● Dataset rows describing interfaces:
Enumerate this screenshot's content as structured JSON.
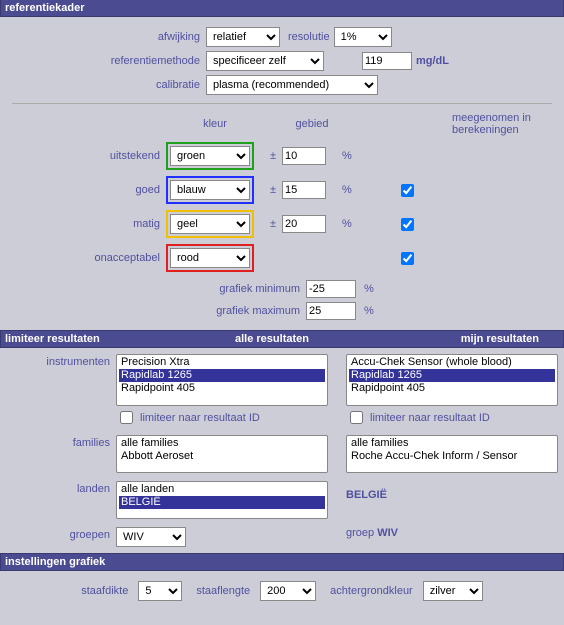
{
  "headers": {
    "referentiekader": "referentiekader",
    "limiteer": "limiteer resultaten",
    "alle": "alle resultaten",
    "mijn": "mijn resultaten",
    "grafiek": "instellingen grafiek"
  },
  "labels": {
    "afwijking": "afwijking",
    "resolutie": "resolutie",
    "referentiemethode": "referentiemethode",
    "calibratie": "calibratie",
    "kleur": "kleur",
    "gebied": "gebied",
    "meegenomen": "meegenomen in berekeningen",
    "uitstekend": "uitstekend",
    "goed": "goed",
    "matig": "matig",
    "onacceptabel": "onacceptabel",
    "grafiek_min": "grafiek minimum",
    "grafiek_max": "grafiek maximum",
    "instrumenten": "instrumenten",
    "limiteer_id": "limiteer naar resultaat ID",
    "families": "families",
    "landen": "landen",
    "groepen": "groepen",
    "groep": "groep",
    "staafdikte": "staafdikte",
    "staaflengte": "staaflengte",
    "achtergrondkleur": "achtergrondkleur",
    "pm": "±",
    "pct": "%",
    "mgdl": "mg/dL"
  },
  "values": {
    "afwijking": "relatief",
    "resolutie": "1%",
    "referentiemethode": "specificeer zelf",
    "ref_value": "119",
    "calibratie": "plasma (recommended)",
    "colour_uitstekend": "groen",
    "colour_goed": "blauw",
    "colour_matig": "geel",
    "colour_onacceptabel": "rood",
    "gebied_uitstekend": "10",
    "gebied_goed": "15",
    "gebied_matig": "20",
    "chk_goed": true,
    "chk_matig": true,
    "chk_onacceptabel": true,
    "grafiek_min": "-25",
    "grafiek_max": "25",
    "groep_sel": "WIV",
    "groep_mine": "WIV",
    "land_mine": "BELGIË",
    "staafdikte": "5",
    "staaflengte": "200",
    "achtergrondkleur": "zilver"
  },
  "lists": {
    "instrumenten_all": [
      "Precision Xtra",
      "Rapidlab 1265",
      "Rapidpoint 405"
    ],
    "instrumenten_all_selected": "Rapidlab 1265",
    "instrumenten_mine": [
      "Accu-Chek Sensor (whole blood)",
      "Rapidlab 1265",
      "Rapidpoint 405"
    ],
    "instrumenten_mine_selected": "Rapidlab 1265",
    "families_all": [
      "alle families",
      "Abbott Aeroset"
    ],
    "families_mine": [
      "alle families",
      "Roche Accu-Chek Inform / Sensor"
    ],
    "landen_all": [
      "alle landen",
      "BELGIË"
    ],
    "landen_all_selected": "BELGIË"
  }
}
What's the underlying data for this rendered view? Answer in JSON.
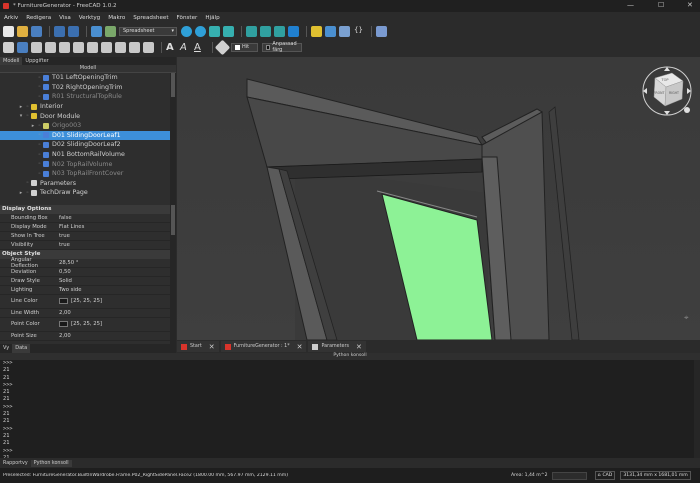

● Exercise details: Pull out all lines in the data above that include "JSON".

● Answer box:
Enumerate this screenshot's content as structured JSON.
What's the underlying data for this rendered view? Answer in JSON.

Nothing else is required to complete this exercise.